Although MFA offers a straightforward solution in reducing risk of cyberattack, most SMBs have yet to take advantage of this technology. This is understandable as business owners and leaders must wear multiple hats, juggling competing priorities with often limited budgets.
According to the Cyber Readiness Institute, when we dive deeper into the details, there are three key barriers to MFA adoption:
- Lack of Awareness — 55% of SMBs are reported to remain unprotected because they’re simply unaware of MFA and its benefits to their organization
- Limited Understanding — Beyond a lack of awareness, 30% of business owners said they don’t utilize MFA because they simply don’t know how it works. In addition to the fundamental functionality, there are a variety of MFA options to consider, including a range of form factors that can be utilized to best meet an organization’s needs.
- Perceived Inconvenience — 20% of SMBs believe MFA is too inconvenient, when in reality, we’re all more familiar with the concept than we think
How Smaller Businesses Can Best Implement MFA
In the rapidly evolving threat landscape, SMBs must find ways to better protect themselves and their sensitive information. MFA can serve as a fundamental piece of a larger cybersecurity puzzle for small and medium businesses by allowing them to quickly and easily increase security and convenience.
For example, implementing MFA allows these organizations to eliminate reliance on passwords, which not only increases security, but also improves user experience. In addition, MFA facilitates a safer remote and/or hybrid work environment so employees can securely access necessary information from a variety of locations and devices.
So, what should decision-makers know about MFA for their SMB? Take a look at these guidelines to help find the right technology solution and provider for your needs:
- Ease of Use — The right MFA solution should offer a variety of authentication methods but should also be easy to adopt and use across the organization. After all, this added security measure is there to provide assurance and convenience — not to make life more difficult.
- Multiple Methods and Form Factors — Determine the best combination of authentication methods and form factors. Some providers offer only a small selection, which can tie you down to very basic and inflexible options that do not fully meet your unique needs.
- Easy Deployment and Management — Time is money, especially for SMBs. Some solutions can take months to deploy, require extensive training and new installation codes, as well as potential overhauls to existing applications. Look for a solution that can be up and running in days.
- A Complete Solution — Any MFA solution should provide comprehensive security across all of your assets, including your PCs, mobile devices, applications and networks
- Compliance — Compliance impacts businesses of all sizes, particularly those in regulated industries. As such, be sure to find a provider that meets evolving industry standards, including data protection such as GDPR and CCPA.
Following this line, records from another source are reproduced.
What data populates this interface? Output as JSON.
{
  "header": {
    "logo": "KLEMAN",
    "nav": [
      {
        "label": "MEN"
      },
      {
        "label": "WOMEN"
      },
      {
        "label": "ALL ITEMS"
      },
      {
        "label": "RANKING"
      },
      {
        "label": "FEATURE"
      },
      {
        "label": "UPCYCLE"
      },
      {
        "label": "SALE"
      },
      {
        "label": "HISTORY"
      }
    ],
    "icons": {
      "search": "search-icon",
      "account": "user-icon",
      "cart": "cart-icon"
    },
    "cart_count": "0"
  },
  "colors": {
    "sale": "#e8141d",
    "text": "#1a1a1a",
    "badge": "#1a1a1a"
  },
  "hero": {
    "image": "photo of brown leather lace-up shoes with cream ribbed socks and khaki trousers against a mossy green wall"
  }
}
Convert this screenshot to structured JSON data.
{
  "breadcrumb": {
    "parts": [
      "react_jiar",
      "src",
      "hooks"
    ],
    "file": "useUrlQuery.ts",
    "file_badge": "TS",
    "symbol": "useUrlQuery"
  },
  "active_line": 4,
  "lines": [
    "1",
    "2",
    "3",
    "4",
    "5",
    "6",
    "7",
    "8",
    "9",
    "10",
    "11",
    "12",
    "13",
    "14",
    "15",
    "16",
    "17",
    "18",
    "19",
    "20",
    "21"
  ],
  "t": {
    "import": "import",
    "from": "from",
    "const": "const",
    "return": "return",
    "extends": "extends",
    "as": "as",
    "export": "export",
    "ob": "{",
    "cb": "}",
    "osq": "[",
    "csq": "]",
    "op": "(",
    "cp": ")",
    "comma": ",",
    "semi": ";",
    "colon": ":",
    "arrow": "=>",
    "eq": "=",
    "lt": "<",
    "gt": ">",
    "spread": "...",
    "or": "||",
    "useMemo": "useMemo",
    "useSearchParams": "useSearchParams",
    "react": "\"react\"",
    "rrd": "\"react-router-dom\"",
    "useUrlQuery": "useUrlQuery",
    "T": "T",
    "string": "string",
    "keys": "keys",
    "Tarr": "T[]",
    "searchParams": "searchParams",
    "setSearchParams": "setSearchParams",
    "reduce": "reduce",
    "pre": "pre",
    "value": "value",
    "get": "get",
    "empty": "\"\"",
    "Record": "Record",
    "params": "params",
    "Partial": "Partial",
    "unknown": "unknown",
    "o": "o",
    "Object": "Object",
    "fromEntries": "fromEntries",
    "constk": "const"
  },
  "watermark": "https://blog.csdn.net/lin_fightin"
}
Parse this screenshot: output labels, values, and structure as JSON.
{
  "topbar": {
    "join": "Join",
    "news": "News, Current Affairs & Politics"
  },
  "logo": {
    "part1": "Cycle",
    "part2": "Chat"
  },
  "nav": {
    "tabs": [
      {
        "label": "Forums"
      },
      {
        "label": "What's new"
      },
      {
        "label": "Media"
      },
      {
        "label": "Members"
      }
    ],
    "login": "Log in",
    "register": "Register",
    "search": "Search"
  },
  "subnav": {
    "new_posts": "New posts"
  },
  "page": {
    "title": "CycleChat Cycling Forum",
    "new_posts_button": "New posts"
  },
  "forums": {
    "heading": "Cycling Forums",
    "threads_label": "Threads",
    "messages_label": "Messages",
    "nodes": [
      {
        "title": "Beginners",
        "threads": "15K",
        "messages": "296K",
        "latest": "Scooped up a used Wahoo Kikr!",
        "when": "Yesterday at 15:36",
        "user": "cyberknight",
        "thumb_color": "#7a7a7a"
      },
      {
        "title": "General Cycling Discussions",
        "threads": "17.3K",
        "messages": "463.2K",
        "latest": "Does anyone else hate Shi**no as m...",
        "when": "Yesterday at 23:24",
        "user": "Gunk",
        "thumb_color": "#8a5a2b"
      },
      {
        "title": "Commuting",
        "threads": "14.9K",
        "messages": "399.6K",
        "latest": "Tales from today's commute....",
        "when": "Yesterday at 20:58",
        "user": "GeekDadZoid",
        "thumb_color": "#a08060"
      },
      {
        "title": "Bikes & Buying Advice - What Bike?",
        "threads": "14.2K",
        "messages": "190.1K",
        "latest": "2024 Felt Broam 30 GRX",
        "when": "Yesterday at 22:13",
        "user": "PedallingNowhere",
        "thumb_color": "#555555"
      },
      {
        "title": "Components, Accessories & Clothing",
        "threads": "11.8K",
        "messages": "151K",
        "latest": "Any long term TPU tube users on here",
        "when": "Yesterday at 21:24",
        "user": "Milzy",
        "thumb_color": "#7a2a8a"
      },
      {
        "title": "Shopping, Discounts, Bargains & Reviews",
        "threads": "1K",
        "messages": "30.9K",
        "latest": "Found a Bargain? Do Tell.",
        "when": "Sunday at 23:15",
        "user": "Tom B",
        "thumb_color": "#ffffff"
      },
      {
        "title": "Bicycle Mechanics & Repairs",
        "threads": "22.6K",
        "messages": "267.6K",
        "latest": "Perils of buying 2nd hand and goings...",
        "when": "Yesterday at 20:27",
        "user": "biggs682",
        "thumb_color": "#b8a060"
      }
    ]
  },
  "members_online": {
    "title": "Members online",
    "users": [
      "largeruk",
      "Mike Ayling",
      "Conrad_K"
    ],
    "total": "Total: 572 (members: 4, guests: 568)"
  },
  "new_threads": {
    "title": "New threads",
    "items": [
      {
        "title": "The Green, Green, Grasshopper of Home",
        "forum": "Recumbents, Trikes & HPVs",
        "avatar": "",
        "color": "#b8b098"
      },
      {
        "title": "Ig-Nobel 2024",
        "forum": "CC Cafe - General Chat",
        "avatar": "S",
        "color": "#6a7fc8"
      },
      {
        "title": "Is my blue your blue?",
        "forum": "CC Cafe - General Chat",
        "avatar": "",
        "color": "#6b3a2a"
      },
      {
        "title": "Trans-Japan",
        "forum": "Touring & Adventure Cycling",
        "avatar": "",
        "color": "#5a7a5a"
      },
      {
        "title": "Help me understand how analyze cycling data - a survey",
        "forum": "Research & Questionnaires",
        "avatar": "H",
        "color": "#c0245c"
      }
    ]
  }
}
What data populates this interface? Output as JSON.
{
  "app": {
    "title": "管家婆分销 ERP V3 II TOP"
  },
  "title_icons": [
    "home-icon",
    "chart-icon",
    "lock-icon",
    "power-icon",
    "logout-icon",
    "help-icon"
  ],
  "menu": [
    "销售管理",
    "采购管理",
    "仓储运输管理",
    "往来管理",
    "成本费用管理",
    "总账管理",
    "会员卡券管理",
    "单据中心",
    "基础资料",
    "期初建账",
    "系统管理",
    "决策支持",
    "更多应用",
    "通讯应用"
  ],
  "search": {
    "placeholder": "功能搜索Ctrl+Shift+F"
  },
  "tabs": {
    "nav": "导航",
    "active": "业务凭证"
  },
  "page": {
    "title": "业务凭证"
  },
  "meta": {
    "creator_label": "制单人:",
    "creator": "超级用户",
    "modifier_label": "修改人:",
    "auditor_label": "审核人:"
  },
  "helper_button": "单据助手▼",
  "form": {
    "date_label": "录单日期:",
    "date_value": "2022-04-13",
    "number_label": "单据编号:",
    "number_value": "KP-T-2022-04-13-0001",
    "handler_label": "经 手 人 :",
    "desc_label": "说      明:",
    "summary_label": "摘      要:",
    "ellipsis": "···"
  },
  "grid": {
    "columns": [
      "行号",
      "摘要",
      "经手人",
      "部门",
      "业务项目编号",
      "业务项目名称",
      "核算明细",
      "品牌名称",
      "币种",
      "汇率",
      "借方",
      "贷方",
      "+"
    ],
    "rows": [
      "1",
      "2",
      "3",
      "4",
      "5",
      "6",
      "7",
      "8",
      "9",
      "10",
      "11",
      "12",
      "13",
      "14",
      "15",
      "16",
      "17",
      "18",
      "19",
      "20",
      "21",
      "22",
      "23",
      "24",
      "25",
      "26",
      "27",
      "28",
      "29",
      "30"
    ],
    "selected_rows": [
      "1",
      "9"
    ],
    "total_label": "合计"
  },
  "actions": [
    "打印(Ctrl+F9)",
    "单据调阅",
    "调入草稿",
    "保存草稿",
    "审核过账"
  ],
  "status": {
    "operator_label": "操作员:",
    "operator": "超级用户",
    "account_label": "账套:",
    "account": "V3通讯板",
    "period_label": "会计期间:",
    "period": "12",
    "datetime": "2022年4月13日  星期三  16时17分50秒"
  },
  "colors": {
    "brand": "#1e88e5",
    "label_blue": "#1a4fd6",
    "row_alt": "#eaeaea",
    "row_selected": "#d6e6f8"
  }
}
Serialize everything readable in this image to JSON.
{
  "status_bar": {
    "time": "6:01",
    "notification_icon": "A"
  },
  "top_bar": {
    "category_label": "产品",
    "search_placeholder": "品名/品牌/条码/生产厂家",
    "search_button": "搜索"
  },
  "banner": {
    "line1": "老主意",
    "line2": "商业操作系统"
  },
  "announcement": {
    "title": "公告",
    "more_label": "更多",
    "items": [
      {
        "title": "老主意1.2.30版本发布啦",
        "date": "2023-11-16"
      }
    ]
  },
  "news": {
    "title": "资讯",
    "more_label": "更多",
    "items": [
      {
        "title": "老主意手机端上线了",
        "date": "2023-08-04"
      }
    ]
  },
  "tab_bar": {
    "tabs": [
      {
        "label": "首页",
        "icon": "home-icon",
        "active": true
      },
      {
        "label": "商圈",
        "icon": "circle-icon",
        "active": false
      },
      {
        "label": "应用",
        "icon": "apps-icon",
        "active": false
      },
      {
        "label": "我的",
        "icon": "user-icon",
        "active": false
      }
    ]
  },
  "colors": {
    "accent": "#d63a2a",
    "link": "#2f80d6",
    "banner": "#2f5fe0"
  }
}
- Adaptability — As your business grows, your security needs will also evolve, with some users or parts of your business requiring more security than others. Make sure your provider allows you to scale and adjust accordingly.
Leading and growing a smaller business is a big challenge. Fortunately, adopting MFA provides a safety net to help thwart cybercriminals, protect your business’ reputation and most importantly, help protect your bottom line.